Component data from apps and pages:
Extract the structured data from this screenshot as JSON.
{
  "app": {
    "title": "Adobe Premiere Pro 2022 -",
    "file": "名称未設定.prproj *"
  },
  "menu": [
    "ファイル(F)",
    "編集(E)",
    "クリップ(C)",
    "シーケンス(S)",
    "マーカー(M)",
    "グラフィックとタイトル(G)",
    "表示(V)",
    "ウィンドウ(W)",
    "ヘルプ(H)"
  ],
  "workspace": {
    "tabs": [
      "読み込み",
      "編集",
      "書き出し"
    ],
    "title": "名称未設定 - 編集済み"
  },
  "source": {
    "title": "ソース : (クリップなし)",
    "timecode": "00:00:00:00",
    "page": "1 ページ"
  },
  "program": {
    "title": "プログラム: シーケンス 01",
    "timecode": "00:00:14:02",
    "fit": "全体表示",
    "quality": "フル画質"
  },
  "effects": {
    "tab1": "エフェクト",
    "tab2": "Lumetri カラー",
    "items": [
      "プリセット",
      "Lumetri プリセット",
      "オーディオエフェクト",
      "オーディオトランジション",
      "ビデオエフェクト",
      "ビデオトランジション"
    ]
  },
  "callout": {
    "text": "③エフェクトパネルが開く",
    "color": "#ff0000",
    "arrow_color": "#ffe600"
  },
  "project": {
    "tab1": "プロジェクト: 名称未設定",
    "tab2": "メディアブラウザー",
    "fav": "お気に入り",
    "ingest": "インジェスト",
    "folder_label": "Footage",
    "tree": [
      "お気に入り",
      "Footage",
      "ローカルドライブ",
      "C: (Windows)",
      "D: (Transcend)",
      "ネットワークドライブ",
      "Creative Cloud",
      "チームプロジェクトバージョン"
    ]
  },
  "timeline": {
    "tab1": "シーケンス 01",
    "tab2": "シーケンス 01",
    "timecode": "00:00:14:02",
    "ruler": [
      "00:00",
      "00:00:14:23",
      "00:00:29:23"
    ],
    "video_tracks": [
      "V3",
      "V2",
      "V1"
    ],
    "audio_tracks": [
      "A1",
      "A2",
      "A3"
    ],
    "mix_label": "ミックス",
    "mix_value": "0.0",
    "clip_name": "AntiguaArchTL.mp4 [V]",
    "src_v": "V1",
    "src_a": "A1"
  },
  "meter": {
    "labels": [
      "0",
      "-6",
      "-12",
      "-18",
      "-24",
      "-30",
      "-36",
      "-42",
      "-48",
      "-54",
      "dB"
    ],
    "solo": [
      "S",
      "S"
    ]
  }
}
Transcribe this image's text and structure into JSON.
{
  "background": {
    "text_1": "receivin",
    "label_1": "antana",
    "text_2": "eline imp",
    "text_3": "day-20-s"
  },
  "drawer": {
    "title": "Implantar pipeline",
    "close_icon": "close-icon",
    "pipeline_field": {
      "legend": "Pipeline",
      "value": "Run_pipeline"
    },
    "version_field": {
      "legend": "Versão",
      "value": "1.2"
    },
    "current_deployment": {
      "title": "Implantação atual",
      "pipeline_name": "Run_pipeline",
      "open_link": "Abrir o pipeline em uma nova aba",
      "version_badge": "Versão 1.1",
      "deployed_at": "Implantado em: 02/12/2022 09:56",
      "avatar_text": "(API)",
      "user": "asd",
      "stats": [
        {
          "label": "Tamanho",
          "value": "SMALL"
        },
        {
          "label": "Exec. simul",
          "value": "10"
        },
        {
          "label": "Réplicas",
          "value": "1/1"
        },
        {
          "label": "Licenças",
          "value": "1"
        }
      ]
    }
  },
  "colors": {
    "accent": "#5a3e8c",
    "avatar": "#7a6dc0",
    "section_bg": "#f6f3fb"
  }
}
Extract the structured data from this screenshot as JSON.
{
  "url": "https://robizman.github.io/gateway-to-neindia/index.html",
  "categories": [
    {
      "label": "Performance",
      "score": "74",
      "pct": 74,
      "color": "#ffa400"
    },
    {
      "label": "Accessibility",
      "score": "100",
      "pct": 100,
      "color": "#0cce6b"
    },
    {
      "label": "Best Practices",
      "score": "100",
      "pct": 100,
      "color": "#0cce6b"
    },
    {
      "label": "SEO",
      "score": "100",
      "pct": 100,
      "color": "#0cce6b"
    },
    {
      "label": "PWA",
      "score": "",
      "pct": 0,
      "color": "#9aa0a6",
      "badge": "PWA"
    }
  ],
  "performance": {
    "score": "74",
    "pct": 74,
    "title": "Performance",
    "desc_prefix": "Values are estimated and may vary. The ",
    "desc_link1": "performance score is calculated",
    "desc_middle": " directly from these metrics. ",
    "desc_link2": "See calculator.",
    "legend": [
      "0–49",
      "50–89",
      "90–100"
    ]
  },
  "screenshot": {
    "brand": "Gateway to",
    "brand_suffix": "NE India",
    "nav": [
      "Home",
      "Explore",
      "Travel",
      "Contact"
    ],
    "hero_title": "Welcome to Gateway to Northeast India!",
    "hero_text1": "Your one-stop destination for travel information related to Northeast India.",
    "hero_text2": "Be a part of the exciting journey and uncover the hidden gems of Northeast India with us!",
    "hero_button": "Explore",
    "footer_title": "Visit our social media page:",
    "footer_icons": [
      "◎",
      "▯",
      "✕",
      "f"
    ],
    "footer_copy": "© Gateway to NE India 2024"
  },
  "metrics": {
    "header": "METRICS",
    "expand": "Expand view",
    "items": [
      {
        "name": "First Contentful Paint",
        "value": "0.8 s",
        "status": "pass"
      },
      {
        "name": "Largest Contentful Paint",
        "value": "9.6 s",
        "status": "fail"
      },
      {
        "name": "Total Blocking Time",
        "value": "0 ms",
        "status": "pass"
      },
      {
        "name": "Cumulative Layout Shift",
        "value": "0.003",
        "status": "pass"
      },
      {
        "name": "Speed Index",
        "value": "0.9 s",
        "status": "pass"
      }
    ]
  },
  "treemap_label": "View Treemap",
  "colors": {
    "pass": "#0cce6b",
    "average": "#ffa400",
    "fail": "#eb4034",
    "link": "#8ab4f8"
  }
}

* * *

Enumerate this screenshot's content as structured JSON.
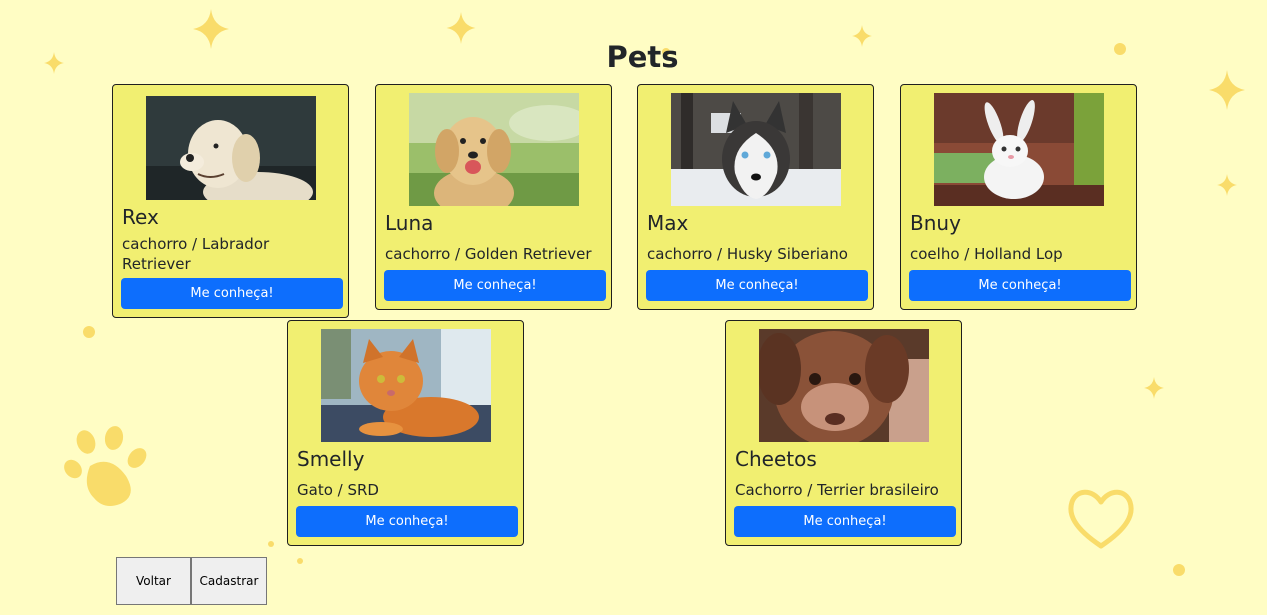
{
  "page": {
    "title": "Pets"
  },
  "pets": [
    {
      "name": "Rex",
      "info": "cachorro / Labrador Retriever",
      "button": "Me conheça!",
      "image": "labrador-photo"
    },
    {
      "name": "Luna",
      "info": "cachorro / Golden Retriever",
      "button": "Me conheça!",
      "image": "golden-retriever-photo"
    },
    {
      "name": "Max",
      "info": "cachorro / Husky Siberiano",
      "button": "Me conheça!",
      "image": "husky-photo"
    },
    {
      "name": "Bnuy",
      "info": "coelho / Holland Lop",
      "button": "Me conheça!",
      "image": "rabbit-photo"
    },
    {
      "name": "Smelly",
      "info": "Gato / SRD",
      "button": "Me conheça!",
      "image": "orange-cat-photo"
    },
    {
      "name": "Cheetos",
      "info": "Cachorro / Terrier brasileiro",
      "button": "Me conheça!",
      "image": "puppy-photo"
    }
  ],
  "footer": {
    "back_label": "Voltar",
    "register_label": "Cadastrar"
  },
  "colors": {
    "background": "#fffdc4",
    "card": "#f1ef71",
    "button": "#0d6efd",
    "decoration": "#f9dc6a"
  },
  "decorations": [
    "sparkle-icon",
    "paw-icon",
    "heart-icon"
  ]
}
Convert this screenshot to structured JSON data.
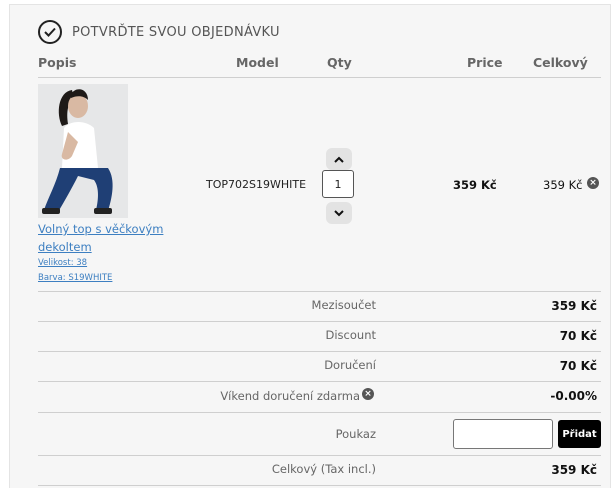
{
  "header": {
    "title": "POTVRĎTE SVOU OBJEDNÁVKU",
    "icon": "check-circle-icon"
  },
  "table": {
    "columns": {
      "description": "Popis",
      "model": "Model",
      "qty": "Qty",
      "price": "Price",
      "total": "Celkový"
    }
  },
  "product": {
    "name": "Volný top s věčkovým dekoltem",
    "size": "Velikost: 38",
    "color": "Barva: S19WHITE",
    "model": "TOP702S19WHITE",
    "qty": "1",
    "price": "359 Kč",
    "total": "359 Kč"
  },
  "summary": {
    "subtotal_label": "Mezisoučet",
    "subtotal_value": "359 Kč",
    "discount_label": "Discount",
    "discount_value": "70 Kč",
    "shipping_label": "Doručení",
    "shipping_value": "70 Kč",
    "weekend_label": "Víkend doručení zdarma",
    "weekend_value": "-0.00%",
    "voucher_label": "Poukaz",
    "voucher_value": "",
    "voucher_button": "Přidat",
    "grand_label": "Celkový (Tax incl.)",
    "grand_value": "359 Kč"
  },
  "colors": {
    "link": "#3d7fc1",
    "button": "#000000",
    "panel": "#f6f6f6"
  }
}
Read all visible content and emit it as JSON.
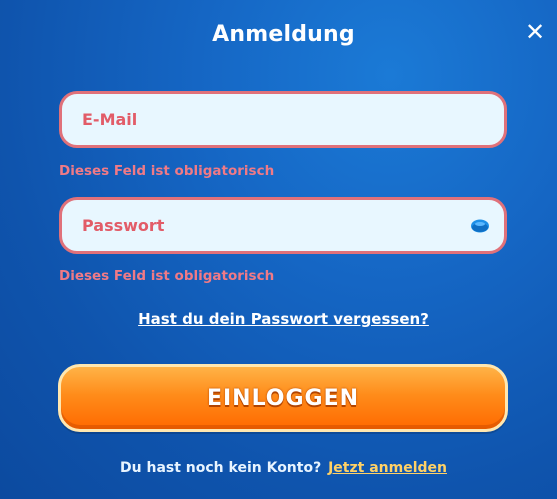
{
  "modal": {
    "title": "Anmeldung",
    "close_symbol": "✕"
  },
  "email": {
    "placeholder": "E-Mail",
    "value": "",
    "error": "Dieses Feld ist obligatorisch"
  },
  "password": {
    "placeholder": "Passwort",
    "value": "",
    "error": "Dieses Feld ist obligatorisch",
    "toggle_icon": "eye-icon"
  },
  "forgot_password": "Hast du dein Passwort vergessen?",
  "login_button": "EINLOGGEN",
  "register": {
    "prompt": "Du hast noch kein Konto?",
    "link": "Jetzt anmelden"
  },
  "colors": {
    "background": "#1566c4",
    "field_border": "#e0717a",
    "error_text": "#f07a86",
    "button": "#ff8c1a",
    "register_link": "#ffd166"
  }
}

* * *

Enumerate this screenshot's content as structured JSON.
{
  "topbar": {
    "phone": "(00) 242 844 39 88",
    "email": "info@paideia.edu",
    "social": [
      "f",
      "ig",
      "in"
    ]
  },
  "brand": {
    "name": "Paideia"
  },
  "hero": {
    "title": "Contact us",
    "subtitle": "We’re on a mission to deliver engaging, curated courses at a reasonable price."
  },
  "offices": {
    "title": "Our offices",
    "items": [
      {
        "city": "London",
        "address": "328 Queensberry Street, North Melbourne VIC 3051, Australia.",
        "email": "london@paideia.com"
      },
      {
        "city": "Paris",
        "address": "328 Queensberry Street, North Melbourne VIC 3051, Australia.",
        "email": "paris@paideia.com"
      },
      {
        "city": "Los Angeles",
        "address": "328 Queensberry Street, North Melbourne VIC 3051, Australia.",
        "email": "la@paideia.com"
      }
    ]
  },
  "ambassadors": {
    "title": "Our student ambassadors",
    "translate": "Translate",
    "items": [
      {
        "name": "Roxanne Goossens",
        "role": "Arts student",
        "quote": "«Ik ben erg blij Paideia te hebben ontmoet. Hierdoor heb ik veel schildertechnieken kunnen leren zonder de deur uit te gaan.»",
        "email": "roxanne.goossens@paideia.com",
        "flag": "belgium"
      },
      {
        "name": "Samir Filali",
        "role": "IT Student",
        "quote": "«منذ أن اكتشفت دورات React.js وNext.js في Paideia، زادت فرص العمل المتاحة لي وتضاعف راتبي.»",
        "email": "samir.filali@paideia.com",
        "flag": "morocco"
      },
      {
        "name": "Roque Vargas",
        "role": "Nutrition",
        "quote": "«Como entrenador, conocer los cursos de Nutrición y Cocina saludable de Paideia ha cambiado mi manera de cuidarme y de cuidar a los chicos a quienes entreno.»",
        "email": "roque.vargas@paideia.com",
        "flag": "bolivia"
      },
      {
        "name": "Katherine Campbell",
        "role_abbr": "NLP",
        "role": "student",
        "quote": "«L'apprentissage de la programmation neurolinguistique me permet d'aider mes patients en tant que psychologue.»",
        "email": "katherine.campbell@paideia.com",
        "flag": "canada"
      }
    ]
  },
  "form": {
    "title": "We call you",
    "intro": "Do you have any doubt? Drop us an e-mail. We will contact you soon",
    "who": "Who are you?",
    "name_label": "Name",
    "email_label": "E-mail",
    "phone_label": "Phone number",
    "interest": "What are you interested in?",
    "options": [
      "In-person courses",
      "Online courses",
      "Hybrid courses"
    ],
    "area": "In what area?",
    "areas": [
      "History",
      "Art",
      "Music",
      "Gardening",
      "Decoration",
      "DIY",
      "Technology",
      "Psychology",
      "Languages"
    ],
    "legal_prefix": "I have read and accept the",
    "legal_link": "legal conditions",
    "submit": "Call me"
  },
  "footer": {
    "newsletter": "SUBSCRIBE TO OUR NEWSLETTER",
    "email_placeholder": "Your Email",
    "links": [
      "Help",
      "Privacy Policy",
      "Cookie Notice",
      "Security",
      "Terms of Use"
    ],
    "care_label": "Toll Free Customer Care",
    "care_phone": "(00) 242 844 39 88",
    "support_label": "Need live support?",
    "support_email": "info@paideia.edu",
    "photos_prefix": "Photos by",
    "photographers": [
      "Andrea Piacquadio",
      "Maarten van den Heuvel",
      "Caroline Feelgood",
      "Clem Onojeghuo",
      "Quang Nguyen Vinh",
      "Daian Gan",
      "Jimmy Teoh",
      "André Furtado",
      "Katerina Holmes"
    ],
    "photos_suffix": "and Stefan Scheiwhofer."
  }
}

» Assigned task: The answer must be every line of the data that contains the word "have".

» Solution to the exercise:
    "intro": "Do you have any doubt? Drop us an e-mail. We will contact you soon",
    "legal_prefix": "I have read and accept the",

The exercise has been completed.